**Data extracted from a collection:**
- Opening Delimiter -
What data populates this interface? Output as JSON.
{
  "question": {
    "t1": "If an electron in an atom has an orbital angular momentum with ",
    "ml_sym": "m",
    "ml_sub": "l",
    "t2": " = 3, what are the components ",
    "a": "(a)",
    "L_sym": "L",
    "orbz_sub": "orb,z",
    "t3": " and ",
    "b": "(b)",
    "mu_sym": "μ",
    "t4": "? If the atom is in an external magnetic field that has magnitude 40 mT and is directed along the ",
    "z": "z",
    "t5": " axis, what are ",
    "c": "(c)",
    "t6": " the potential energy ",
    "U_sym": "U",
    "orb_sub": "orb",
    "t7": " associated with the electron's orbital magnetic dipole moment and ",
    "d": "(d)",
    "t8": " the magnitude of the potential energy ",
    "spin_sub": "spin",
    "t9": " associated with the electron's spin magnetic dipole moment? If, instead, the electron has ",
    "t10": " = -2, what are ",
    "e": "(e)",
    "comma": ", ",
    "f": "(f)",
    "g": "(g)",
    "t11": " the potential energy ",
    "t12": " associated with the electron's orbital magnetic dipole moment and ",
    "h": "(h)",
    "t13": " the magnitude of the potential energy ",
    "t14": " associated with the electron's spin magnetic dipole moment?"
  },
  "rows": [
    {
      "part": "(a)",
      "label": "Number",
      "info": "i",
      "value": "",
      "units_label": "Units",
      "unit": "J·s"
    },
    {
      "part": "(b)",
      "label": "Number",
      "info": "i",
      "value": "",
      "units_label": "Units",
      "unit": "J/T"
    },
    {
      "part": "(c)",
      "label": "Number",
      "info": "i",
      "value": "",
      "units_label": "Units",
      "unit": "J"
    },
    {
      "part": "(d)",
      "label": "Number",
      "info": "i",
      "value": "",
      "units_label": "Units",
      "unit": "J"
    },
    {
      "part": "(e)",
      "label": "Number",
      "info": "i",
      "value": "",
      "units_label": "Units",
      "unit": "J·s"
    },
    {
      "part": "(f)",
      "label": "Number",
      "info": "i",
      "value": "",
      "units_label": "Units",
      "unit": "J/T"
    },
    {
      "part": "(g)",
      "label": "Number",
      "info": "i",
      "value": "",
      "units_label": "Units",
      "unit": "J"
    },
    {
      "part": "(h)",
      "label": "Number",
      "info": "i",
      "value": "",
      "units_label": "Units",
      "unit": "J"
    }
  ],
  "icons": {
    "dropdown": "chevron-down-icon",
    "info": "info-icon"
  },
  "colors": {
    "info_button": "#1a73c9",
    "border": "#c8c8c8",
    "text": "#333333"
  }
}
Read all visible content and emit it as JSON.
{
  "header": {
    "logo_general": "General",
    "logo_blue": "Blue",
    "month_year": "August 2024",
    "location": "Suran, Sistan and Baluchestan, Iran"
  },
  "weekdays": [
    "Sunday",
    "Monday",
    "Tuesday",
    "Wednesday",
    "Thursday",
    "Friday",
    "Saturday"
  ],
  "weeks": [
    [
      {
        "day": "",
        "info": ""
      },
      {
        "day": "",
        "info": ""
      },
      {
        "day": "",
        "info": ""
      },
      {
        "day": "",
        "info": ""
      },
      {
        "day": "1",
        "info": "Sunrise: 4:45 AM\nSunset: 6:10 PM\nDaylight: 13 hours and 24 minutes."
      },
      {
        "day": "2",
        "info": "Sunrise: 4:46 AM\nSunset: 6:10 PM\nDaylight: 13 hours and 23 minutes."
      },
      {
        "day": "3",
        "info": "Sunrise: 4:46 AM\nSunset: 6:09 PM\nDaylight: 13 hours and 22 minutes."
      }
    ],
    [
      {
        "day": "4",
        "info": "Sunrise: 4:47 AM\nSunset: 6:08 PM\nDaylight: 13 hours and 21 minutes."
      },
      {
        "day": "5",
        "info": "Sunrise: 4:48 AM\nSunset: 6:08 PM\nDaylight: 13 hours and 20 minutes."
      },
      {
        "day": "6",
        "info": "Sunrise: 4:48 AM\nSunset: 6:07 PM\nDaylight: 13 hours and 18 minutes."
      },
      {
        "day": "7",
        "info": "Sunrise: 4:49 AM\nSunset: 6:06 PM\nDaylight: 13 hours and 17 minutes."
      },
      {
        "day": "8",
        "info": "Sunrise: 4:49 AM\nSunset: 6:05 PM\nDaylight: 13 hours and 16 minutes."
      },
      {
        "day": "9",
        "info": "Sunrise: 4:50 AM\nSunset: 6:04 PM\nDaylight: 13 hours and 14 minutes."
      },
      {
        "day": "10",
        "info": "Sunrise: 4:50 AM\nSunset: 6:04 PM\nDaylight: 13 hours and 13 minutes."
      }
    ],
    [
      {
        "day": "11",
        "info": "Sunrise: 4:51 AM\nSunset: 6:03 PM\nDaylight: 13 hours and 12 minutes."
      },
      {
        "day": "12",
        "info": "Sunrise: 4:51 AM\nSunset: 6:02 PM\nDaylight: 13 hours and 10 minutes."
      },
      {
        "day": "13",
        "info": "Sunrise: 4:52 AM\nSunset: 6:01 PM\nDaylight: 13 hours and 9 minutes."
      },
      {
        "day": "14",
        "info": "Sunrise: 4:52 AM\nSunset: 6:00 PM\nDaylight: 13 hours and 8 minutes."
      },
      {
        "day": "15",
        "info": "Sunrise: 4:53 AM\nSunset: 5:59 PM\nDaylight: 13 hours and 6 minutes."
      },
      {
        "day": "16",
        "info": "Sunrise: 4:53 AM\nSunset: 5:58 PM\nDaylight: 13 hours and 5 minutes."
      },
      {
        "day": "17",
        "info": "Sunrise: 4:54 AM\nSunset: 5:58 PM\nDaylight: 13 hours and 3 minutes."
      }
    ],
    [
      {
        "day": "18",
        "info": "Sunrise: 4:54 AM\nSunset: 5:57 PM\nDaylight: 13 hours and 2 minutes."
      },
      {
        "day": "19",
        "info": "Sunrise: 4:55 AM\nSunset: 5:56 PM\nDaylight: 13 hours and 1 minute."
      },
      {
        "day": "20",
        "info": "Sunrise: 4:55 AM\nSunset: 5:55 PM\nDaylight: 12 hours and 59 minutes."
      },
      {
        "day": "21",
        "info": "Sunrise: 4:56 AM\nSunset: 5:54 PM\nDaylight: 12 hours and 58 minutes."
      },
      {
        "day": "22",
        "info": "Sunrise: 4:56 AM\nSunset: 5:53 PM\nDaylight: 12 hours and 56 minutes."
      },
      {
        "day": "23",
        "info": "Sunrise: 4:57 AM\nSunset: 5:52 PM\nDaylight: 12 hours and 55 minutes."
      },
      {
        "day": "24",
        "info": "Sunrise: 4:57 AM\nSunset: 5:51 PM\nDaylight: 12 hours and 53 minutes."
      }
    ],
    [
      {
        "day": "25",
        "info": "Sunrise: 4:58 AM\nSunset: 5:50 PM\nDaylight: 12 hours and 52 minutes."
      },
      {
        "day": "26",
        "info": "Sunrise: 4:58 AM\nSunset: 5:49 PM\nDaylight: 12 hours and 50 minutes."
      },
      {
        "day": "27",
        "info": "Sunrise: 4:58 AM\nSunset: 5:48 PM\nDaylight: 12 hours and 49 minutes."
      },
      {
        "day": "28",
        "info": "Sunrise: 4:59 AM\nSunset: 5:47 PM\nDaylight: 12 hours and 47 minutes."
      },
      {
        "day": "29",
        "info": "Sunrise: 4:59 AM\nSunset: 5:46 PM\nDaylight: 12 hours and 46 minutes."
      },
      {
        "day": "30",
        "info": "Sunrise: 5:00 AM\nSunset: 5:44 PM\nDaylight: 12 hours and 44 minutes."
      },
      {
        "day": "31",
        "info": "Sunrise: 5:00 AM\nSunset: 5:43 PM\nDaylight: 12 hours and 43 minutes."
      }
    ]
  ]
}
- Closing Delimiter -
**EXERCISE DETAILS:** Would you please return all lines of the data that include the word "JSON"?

**RESULT OF THIS TASK:**
What data populates this interface? Output as JSON.
Read all visible content and emit it as JSON.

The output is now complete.